Paradox did her second Caribbean 600 this spring, as well as the Heineken, BVI Spring Regatta and the Volies, so she’s been one of the more active racing boats in the Caribbean. "We’re now all headed to Crossroads for detox," laughed Lewis. "Actually, I’m headed back to Maine, where I hope to get my peas planted. "
We hope to have a report from Aschenbrenner on Paradox in the near future.
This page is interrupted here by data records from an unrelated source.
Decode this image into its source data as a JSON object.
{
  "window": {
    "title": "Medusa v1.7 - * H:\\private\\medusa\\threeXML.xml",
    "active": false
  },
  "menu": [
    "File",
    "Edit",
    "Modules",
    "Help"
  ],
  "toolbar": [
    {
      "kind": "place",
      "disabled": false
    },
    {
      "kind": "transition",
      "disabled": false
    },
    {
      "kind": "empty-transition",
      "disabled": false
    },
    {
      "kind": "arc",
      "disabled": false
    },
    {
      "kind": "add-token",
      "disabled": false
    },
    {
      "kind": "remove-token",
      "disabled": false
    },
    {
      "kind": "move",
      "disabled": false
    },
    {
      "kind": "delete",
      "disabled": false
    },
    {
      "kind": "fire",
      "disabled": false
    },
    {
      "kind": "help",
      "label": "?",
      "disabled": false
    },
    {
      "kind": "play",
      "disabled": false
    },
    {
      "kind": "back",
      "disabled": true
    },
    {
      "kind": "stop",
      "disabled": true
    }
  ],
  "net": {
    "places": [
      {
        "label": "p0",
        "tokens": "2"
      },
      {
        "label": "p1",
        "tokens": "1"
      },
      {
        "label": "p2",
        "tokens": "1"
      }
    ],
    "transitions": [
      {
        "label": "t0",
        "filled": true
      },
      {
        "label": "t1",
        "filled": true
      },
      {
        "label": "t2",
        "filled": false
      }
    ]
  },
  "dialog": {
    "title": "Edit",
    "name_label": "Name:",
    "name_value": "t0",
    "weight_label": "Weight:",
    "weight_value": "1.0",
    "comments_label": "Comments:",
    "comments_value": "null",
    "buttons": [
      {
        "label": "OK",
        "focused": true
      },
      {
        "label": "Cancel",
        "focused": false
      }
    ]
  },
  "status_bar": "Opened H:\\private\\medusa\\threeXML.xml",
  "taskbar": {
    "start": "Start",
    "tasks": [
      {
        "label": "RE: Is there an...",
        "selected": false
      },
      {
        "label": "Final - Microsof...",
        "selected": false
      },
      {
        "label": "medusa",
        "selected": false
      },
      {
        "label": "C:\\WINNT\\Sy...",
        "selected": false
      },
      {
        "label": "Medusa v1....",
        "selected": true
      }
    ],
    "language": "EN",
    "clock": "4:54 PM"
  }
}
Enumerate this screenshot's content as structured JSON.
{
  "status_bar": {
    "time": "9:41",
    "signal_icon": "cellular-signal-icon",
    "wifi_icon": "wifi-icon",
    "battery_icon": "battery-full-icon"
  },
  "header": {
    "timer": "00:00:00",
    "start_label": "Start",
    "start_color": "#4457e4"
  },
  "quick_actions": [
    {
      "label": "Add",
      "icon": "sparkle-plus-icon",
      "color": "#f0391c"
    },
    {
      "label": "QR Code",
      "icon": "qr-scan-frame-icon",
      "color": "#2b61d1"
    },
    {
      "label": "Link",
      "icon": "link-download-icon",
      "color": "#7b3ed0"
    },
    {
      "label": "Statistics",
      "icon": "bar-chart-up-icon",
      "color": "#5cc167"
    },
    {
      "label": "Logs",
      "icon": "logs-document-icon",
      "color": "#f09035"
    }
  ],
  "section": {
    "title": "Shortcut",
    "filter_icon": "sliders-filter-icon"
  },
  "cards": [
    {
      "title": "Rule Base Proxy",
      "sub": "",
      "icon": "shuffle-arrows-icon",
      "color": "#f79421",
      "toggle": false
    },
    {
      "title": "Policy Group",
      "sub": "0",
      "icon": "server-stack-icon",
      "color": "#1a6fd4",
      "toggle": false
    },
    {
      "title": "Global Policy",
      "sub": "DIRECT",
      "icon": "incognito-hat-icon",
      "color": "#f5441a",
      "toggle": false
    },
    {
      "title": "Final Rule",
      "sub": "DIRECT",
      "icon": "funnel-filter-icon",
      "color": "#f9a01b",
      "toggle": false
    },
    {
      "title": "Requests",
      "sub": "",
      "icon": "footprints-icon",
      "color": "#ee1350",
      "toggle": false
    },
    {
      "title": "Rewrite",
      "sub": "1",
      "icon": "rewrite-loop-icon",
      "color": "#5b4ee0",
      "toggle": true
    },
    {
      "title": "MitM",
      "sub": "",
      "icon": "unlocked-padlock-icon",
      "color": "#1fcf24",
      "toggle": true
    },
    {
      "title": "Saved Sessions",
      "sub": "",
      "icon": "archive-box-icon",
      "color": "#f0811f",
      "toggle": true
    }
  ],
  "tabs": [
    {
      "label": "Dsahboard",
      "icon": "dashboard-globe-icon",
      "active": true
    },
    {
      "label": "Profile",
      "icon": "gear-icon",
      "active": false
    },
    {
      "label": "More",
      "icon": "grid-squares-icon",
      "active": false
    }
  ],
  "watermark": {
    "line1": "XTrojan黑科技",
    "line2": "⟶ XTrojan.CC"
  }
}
Also taking her class at the Voiles — but with four bullets — was Matt and Pam Brook’s classic San Francisco-based S&S 52 Dorade, which is in just the early stages of retracing her 80 something year old racing career in the Atlantic and Pacific. True, Dorade‘s only competition in the classic class was Carlo Falcone’s big and heavy Mariella, which wasn’t finding her conditions. Nonetheless, we spent a bit of time closely watching Matt and Pam’s narrow yawl work her way around the course in light to medium air in the fourth and final race of the Voiles, and were very impressed with how well she was sailed and how well she knifed through the water. It’s going to be fun to follow this San Francisco-based boat as she competes in this summer’s Newport to Bermuda Race, next year’s TransPac, and the TransAtlantic and Fastnet Races in ’15. After all, it’s one of the more quietly soulful campaigns we can remember.
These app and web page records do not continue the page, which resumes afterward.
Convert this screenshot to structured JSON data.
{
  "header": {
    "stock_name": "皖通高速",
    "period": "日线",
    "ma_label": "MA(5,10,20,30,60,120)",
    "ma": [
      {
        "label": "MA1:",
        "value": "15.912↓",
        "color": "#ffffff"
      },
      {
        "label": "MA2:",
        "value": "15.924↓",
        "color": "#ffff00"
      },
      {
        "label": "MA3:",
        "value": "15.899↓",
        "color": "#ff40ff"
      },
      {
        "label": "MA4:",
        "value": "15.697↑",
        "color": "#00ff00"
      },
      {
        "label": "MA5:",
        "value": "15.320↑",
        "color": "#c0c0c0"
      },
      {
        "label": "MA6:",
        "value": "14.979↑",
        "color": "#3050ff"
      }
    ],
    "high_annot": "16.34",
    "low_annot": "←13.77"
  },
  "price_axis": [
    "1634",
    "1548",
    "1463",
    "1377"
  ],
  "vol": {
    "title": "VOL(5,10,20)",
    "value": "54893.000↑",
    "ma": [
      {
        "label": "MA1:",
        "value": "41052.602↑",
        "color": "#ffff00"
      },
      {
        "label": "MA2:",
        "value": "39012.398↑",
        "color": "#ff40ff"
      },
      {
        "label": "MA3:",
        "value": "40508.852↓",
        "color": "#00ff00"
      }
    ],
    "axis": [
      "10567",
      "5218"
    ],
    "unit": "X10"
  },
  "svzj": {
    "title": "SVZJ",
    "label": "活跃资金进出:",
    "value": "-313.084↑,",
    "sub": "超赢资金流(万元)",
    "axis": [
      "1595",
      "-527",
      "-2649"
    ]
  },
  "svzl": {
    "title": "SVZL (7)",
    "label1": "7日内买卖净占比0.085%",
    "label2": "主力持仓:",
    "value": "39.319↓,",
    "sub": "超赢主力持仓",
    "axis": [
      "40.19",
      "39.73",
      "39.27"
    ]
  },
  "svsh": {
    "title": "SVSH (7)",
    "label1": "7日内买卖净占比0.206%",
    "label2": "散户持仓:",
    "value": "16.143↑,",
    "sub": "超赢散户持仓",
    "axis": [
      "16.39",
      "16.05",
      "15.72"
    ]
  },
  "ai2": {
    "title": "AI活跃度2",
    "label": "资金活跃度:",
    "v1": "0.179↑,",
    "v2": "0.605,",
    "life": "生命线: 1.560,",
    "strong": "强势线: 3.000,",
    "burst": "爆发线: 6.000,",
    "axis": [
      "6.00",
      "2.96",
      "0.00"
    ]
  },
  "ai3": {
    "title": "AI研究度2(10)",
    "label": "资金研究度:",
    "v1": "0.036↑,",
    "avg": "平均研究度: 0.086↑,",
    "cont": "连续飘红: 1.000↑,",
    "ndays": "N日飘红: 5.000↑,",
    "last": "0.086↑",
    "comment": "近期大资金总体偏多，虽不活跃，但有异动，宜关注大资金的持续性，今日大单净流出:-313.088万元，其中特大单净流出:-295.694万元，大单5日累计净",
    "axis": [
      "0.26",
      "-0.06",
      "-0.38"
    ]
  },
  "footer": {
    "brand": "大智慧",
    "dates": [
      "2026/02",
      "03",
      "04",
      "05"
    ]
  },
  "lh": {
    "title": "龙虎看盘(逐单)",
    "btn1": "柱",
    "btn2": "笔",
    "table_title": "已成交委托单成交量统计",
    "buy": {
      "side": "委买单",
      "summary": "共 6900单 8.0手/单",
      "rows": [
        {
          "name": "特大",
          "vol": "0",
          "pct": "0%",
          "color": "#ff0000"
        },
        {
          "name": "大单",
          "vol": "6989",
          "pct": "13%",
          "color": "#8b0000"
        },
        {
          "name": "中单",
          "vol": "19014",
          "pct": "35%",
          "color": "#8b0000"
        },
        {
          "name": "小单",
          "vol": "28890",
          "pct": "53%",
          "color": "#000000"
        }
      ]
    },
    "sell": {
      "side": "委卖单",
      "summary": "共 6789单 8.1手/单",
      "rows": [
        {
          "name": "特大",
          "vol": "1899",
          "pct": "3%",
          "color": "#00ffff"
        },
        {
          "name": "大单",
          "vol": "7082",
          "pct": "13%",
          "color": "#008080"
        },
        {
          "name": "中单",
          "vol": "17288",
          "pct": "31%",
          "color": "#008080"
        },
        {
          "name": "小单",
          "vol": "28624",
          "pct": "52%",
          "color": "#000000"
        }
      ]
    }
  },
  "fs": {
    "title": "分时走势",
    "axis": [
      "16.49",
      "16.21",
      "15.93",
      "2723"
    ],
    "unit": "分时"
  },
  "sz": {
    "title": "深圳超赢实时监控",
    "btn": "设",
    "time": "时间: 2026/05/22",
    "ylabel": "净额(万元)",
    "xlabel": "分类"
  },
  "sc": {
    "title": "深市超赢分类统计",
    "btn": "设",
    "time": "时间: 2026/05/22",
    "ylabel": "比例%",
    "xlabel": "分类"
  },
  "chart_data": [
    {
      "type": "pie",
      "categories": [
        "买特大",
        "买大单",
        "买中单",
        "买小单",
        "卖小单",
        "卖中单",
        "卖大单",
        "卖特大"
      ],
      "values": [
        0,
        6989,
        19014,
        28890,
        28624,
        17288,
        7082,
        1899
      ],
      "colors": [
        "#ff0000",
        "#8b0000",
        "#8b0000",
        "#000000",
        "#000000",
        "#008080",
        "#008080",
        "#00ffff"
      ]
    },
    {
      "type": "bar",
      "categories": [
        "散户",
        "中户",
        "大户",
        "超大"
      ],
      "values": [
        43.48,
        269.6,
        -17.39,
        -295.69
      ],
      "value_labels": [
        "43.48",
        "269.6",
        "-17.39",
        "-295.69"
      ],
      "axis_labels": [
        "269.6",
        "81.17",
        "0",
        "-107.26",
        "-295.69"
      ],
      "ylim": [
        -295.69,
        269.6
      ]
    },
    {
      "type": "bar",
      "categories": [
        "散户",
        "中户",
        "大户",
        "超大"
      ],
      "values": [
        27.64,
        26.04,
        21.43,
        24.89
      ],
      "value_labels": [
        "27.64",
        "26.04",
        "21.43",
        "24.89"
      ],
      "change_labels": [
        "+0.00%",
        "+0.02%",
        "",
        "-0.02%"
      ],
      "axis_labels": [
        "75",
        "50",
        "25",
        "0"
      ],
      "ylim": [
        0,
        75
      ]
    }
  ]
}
The three-boat TP52 fleet was won by Ashley Wolfe of Calgary, Canada, who we can sort of claim as one of our own by the fact that she keeps her Mayhem in San Francisco when the boat isn’t traveling. And yes, Ashley is most definitely a she, one of the few women driving a boat at international TP52 levels. Making it all the more interesting is that Ashley’s father and brother both crew for her. More on Ashley in the near future, but very well done! Mayhem just edged Jim Swartz’s Newport based Vesper. Taking third in class was Peter Cunningham’s TP52 Powerplay. Even though Cunningham is from the Cayman Islands, we’re claiming him as a San Franciscan, too. After all, 15 years ago he was a frequently racer on the Bay with his J/29 Powerplay. Plus, his wife claims he still has every copy of Latitude and won’t let her throw any out.
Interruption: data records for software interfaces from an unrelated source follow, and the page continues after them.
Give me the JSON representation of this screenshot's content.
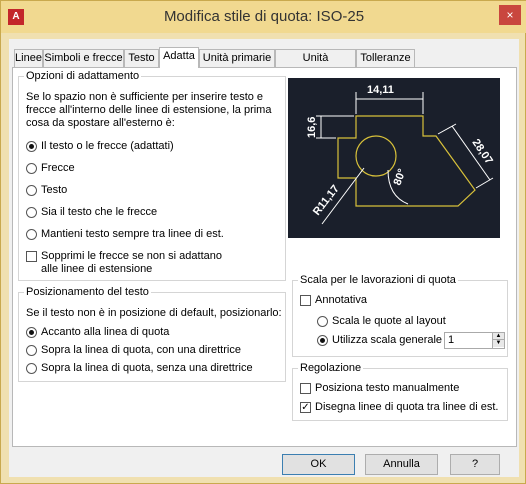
{
  "window": {
    "title": "Modifica stile di quota: ISO-25",
    "app_icon_letter": "A",
    "close_glyph": "×"
  },
  "tabs": [
    {
      "label": "Linee"
    },
    {
      "label": "Simboli e frecce"
    },
    {
      "label": "Testo"
    },
    {
      "label": "Adatta",
      "active": true
    },
    {
      "label": "Unità primarie"
    },
    {
      "label": "Unità alternative"
    },
    {
      "label": "Tolleranze"
    }
  ],
  "fit_options": {
    "title": "Opzioni di adattamento",
    "intro": [
      "Se lo spazio non è sufficiente per inserire testo e",
      "frecce all'interno delle linee di estensione, la prima",
      "cosa da spostare all'esterno è:"
    ],
    "options": [
      {
        "label": "Il testo o le frecce (adattati)",
        "checked": true
      },
      {
        "label": "Frecce",
        "checked": false
      },
      {
        "label": "Testo",
        "checked": false
      },
      {
        "label": "Sia il testo che le frecce",
        "checked": false
      },
      {
        "label": "Mantieni testo sempre tra linee di est.",
        "checked": false
      }
    ],
    "suppress_label_1": "Sopprimi le frecce se non si adattano",
    "suppress_label_2": "alle linee di estensione"
  },
  "text_placement": {
    "title": "Posizionamento del testo",
    "intro": "Se il testo non è in posizione di default, posizionarlo:",
    "options": [
      {
        "label": "Accanto alla linea di quota",
        "checked": true
      },
      {
        "label": "Sopra la linea di quota, con una direttrice",
        "checked": false
      },
      {
        "label": "Sopra la linea di quota, senza una direttrice",
        "checked": false
      }
    ]
  },
  "preview": {
    "dim_top": "14,11",
    "dim_left": "16,6",
    "dim_right": "28,07",
    "dim_angle": "80°",
    "dim_radius": "R11,17",
    "colors": {
      "bg": "#1a1f2b",
      "line": "#ffffff",
      "shape": "#d8c13a"
    }
  },
  "scale": {
    "title": "Scala per le lavorazioni di quota",
    "annotative_label": "Annotativa",
    "annotative_checked": false,
    "layout_label": "Scala le quote al layout",
    "overall_label": "Utilizza scala generale di:",
    "overall_value": "1"
  },
  "fine_tuning": {
    "title": "Regolazione",
    "manual_label": "Posiziona testo manualmente",
    "manual_checked": false,
    "draw_label": "Disegna linee di quota tra linee di est.",
    "draw_checked": true
  },
  "buttons": {
    "ok": "OK",
    "cancel": "Annulla",
    "help": "?"
  }
}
In it’s third year, the Voiles was a blast and a half. Such a blast that we’re so wiped out we can’t even get up to properly describe it. True, the nearly 70-boat fleet was a bit of a mishmash, the winds were unusually light, and one competitor groused that there should have been more starts and races. But overall, it would be hard, if not impossible, to find another regatta in the world that is more owner and participant pleasing. Voiles participation has grown by leaps and bounds in the first three years, and we don’t expect that to stop until the 90-boat or so limit is reached.